"Much of what came in the days and weeks that followed was great. It was exciting and gratifying to immediately see that many people had a real interest in feminist criticism of video games, as we blew past the initial funding goal within 24 hours. In time, we expanded the scope of the project, bringing the number of projected videos up to 12 and planning for longer, more rigorous analyses than I'd originally envisioned."
"While this was happening, I was also watching in horror as cybermobs, deeply threatened by the mere idea of feminist analysis of video games, mobilized en masse to disrupt my life.

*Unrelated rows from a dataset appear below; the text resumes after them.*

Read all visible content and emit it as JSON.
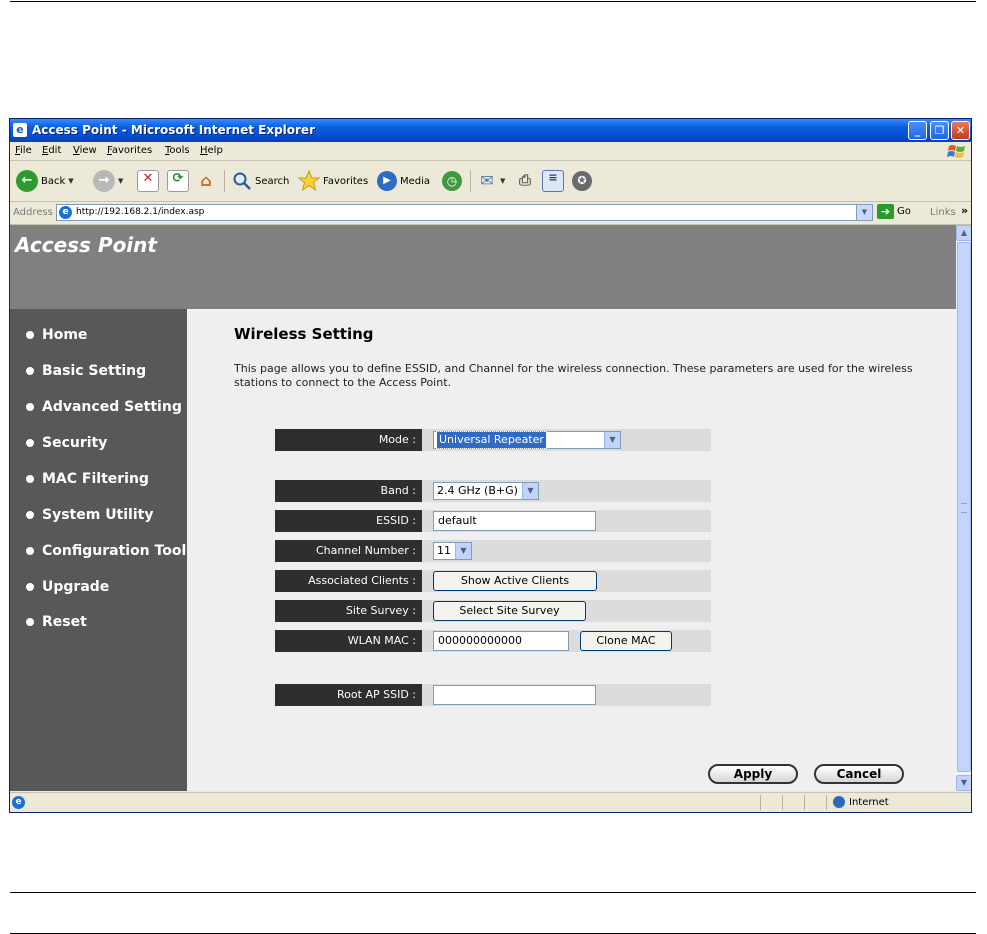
{
  "window": {
    "title": "Access Point - Microsoft Internet Explorer",
    "title_icon": "ie-page-icon",
    "controls": [
      "minimize",
      "maximize",
      "close"
    ]
  },
  "menubar": {
    "items": [
      "File",
      "Edit",
      "View",
      "Favorites",
      "Tools",
      "Help"
    ]
  },
  "toolbar": {
    "back_label": "Back",
    "search_label": "Search",
    "favorites_label": "Favorites",
    "media_label": "Media"
  },
  "addressbar": {
    "label": "Address",
    "url": "http://192.168.2.1/index.asp",
    "go_label": "Go",
    "links_label": "Links"
  },
  "page": {
    "brand": "Access Point",
    "nav": [
      "Home",
      "Basic Setting",
      "Advanced Setting",
      "Security",
      "MAC Filtering",
      "System Utility",
      "Configuration Tool",
      "Upgrade",
      "Reset"
    ],
    "title": "Wireless Setting",
    "description": "This page allows you to define ESSID, and Channel for the wireless connection. These parameters are used for the wireless stations to connect to the Access Point.",
    "form": {
      "mode_label": "Mode :",
      "mode_value": "Universal Repeater",
      "band_label": "Band :",
      "band_value": "2.4 GHz (B+G)",
      "essid_label": "ESSID :",
      "essid_value": "default",
      "channel_label": "Channel Number :",
      "channel_value": "11",
      "clients_label": "Associated Clients :",
      "clients_button": "Show Active Clients",
      "survey_label": "Site Survey :",
      "survey_button": "Select Site Survey",
      "wlan_mac_label": "WLAN MAC :",
      "wlan_mac_value": "000000000000",
      "clone_mac_button": "Clone MAC",
      "root_ssid_label": "Root AP SSID :",
      "root_ssid_value": ""
    },
    "apply_label": "Apply",
    "cancel_label": "Cancel"
  },
  "statusbar": {
    "zone": "Internet"
  },
  "colors": {
    "titlebar": "#0550d8",
    "header_bg": "#808080",
    "sidebar_bg": "#585858",
    "label_bg": "#2e2e2e",
    "main_bg": "#efefef"
  }
}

In an effort to instill fear in me and in any woman who might dare to speak out against sexism in gaming, these mobs flooded all my social media channels with vile harassment, made slanderous, racist and pornographic edits to my Wikipedia page, posted private information about me online, made death threats against me and members of my family, and threatened events I was speaking at, among other tactics. And while the volume of that harassment has ebbed and flowed at times, it has never ceased, and the legacy of Tropes can never be entirely separated from the deep veins of hostility, entitlement, and misogyny that the reaction to the series revealed in some segments of the gaming community."

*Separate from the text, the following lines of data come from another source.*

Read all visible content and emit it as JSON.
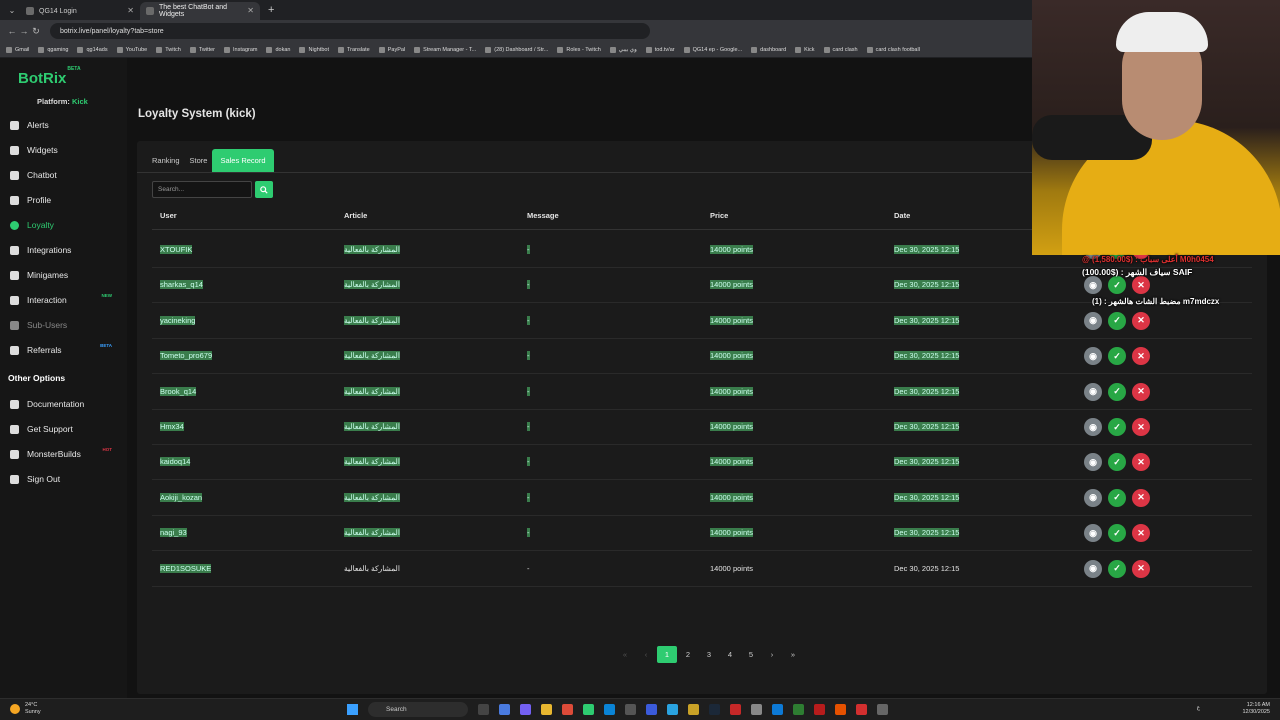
{
  "browser": {
    "tabs": [
      {
        "title": "QG14 Login",
        "active": false
      },
      {
        "title": "The best ChatBot and Widgets",
        "active": true
      }
    ],
    "url": "botrix.live/panel/loyalty?tab=store",
    "bookmarks": [
      "Gmail",
      "qgaming",
      "qg14ads",
      "YouTube",
      "Twitch",
      "Twitter",
      "Instagram",
      "dokan",
      "Nightbot",
      "Translate",
      "PayPal",
      "Stream Manager - T...",
      "(28) Dashboard / Str...",
      "Roles - Twitch",
      "وي بيبي",
      "tod.tv/ar",
      "QG14 ep - Google...",
      "dashboard",
      "Kick",
      "card clash",
      "card clash football"
    ]
  },
  "sidebar": {
    "logo": "BotRix",
    "logo_badge": "BETA",
    "platform_label": "Platform:",
    "platform_value": "Kick",
    "items": [
      {
        "label": "Alerts"
      },
      {
        "label": "Widgets"
      },
      {
        "label": "Chatbot"
      },
      {
        "label": "Profile"
      },
      {
        "label": "Loyalty"
      },
      {
        "label": "Integrations"
      },
      {
        "label": "Minigames"
      },
      {
        "label": "Interaction",
        "tag": "NEW"
      },
      {
        "label": "Sub-Users"
      },
      {
        "label": "Referrals",
        "tag": "BETA"
      }
    ],
    "other_title": "Other Options",
    "other_items": [
      {
        "label": "Documentation"
      },
      {
        "label": "Get Support"
      },
      {
        "label": "MonsterBuilds",
        "tag": "HOT"
      },
      {
        "label": "Sign Out"
      }
    ]
  },
  "main": {
    "title": "Loyalty System (kick)",
    "tabs": [
      "Ranking",
      "Store",
      "Sales Record"
    ],
    "search_placeholder": "Search...",
    "columns": [
      "User",
      "Article",
      "Message",
      "Price",
      "Date"
    ],
    "rows": [
      {
        "user": "XTOUFIK",
        "article": "المشاركة بالفعالية",
        "message": "-",
        "price": "14000 points",
        "date": "Dec 30, 2025 12:15"
      },
      {
        "user": "sharkas_q14",
        "article": "المشاركة بالفعالية",
        "message": "-",
        "price": "14000 points",
        "date": "Dec 30, 2025 12:15"
      },
      {
        "user": "yacineking",
        "article": "المشاركة بالفعالية",
        "message": "-",
        "price": "14000 points",
        "date": "Dec 30, 2025 12:15"
      },
      {
        "user": "Tometo_pro679",
        "article": "المشاركة بالفعالية",
        "message": "-",
        "price": "14000 points",
        "date": "Dec 30, 2025 12:15"
      },
      {
        "user": "Brook_q14",
        "article": "المشاركة بالفعالية",
        "message": "-",
        "price": "14000 points",
        "date": "Dec 30, 2025 12:15"
      },
      {
        "user": "Hmx34",
        "article": "المشاركة بالفعالية",
        "message": "-",
        "price": "14000 points",
        "date": "Dec 30, 2025 12:15"
      },
      {
        "user": "kaidoq14",
        "article": "المشاركة بالفعالية",
        "message": "-",
        "price": "14000 points",
        "date": "Dec 30, 2025 12:15"
      },
      {
        "user": "Aokiji_kozan",
        "article": "المشاركة بالفعالية",
        "message": "-",
        "price": "14000 points",
        "date": "Dec 30, 2025 12:15"
      },
      {
        "user": "nagi_93",
        "article": "المشاركة بالفعالية",
        "message": "-",
        "price": "14000 points",
        "date": "Dec 30, 2025 12:15"
      },
      {
        "user": "RED1SOSUKE",
        "article": "المشاركة بالفعالية",
        "message": "-",
        "price": "14000 points",
        "date": "Dec 30, 2025 12:15"
      }
    ],
    "pagination": {
      "first": "«",
      "prev": "‹",
      "pages": [
        "1",
        "2",
        "3",
        "4",
        "5"
      ],
      "current": "1",
      "next": "›",
      "last": "»"
    }
  },
  "overlay": {
    "line1": "@ أعلى سباب : ($1,580.00) M0h0454",
    "line2": "سياف الشهر : ($100.00) SAIF",
    "line3": "مضبط الشات هالشهر : (1) m7mdczx"
  },
  "taskbar": {
    "temp": "24°C",
    "weather": "Sunny",
    "search": "Search",
    "time": "12:16 AM",
    "date": "12/30/2025",
    "lang": "ع"
  }
}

In all, Feminist Frequency produced 16 main episodes of Tropes vs. Women in Video Games and five bonus episodes (with a sixth one still to come), totaling roughly five hours of content.
"It's a bittersweet moment, bidding farewell to this series," Sarkeesian said. "It's definitely time for it to be over, time for Feminist Frequency as an organization and for me personally to move on. But I keep thinking about all the ways that the world of video games has changed since that day, almost five years ago, when I first took my modest little Kickstarter live. It hasn't all been for the better, but some of it definitely has. There are conversations happening now, among players and among creators, that weren't happening before, about who games are for (everyone!), about what impact they can have, what they can tell us about humanity, empathy, race, gender, sexuality, the world we live in, and the world we want to create for ourselves."